Never-Smokers Have Different Mutations in Genes Than Smokers


January 11, 2012

USA Today

Scientists who have started to identify genes and pathways associated with lung cancer in people who have never smoked say it's a first step in the potential development of new treatments.

Never-smokers -- people who've smoked fewer than 100 cigarettes over a lifetime -- account for about 10 percent of lung cancer cases.

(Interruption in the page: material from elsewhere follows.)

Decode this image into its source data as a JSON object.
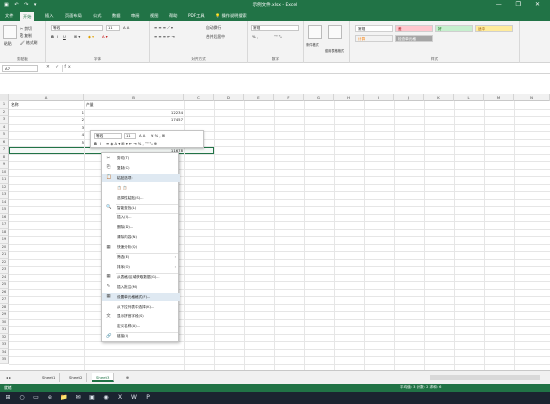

But this group of lung cancer patients hasn't been studied as much as smokers who develop lung cancer, according to Timothy Whitsett, a senior postdoctoral fellow in the cancer and cell biology division at the Translational Genomics Research Institute in Phoenix... Read More